Cats In Space - Scarecrow

Cats In Space Scarecrow cover
Cats In Space
Harmony Factory
I was surprised, scratch that, amazed, when I heard the debut album by UK sextet Cats In Space, who feature in their ranks a number of seasoned musicians who had success in decades past but only came together a couple of years ago to form this new band. Taking only a year they came up with an equally amazing album as their debut, if not better. Their 70s classic rock, with big hooks and AOR sensibilities owes a lot to Kansas and Boston as it does to ELO and 10CC, but all their influences are accumulated perfectly and their identity is quite unique in its own right.
“Jupiter Calling”, that opens the album, has a strong “Boston” spacey vibe, but I mention that as much as a compliment as it can be. Without miming their heroes, they come up with something that comes very close to the “spaceship” in full flight. Good Job.
“Mad Hatter’s Tea Party” is a lot quirkier and ELOish, with glorious harmonies and some ultra-catchy melodies, unlike what you may have heard in recent times. It pokes fun at modern society and how “social media” make our lives more “fake” as everyone’s becoming increasingly superficial.
“Clown in Your Nightmare” sounds like Kiss’ illegitimate child with Pink Floyd. A bit like Styx, but not quite…?! Flashy, but also introspective it makes exemplary use of vocal layering and keys.
“Scars” with its harmonica opening is hauntingly beautiful, as it tries to heal past aches and move forward, it starts timidly but explodes with a gracious and epic chorus that really brings elation around.
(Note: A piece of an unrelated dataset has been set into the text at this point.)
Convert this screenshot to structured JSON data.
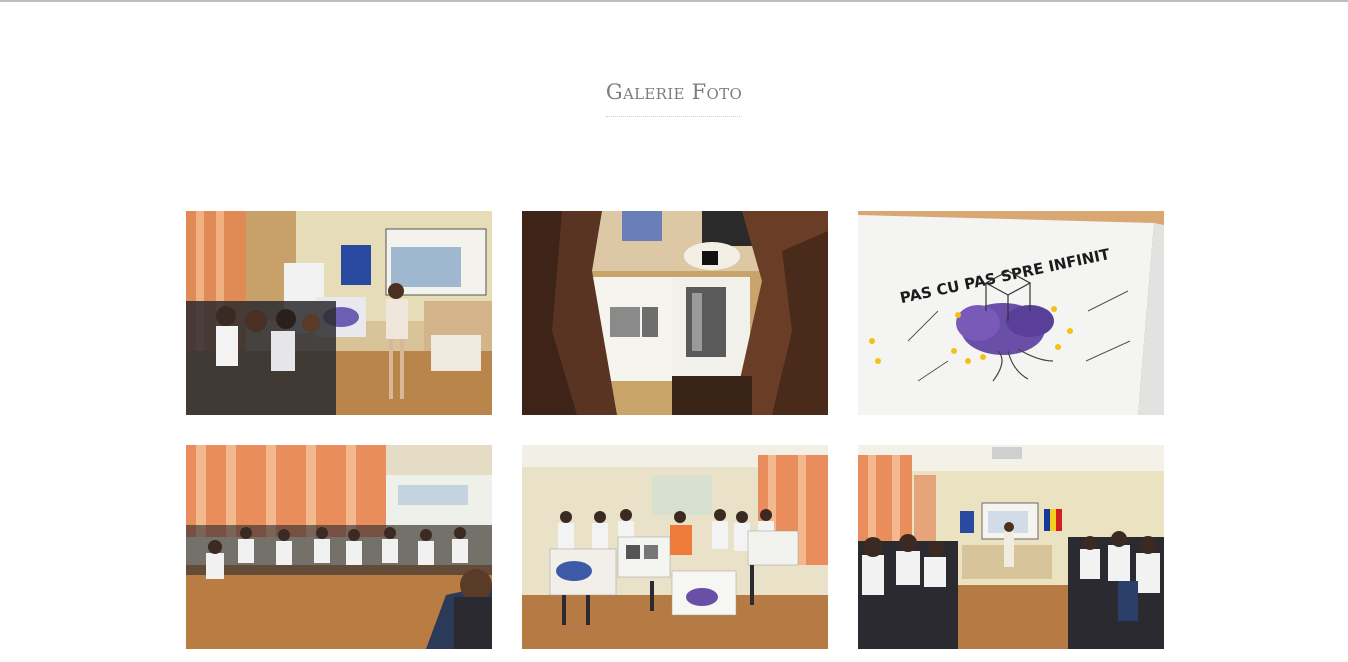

“September Rain” reminded me of softer Journey or Steve Winwood in some ways and a lot of other contemporaries of them. It takes a “snapshot” of a happy moment in time and is beautifully nostalgic, but without sounding dated, as its warm contemporary production and Paul Manzi’s amazing vocals, keep it from failing.
“Broken Wing” is fantastic and it’s got a strong Magnum meets Queen pomp along with some Uriah Heep mannerisms and a sweet solo. Fantastic.
“Two (minutes) Fifty Nine” begins in a familiar way, but is driven by a fantastic little riff and has Manzi gloriously singing in a way that’s a little reminiscent of Phil Collins fronted Genesis. Amazing harmonies, but I would like to get a clue about that title. Which upon inspection is an inside joke – about the number “itself” being short enough, so as to warrant airplay. Jesus the kids these days even the “big ones”. Especially “the big ones”.
“Felix & The Golden Sun” has a careless air, think The Beatles, but in the 70s and sounding quirky psychedelic and jovial. Cool!
Timebomb” is another infectious number, with an upbeat melody and a ton of stacked vocal harmonies that they keep on pushing, until there’s nothing more to do than finish the track on the highest note they can ! Hehe…
Last but not least, comes the title track “Scarecrow”, a bit of a cautionary fairy-tale prog number that’s epic as it’s great in managing to take all these “old” influences and breathe new life into them, making them new again…
Impressive! These guys do pompous 70s inspired rock like no other, while also putting their own stamp on it, as if they were true masters of the genre. I just hope that enough people are listening…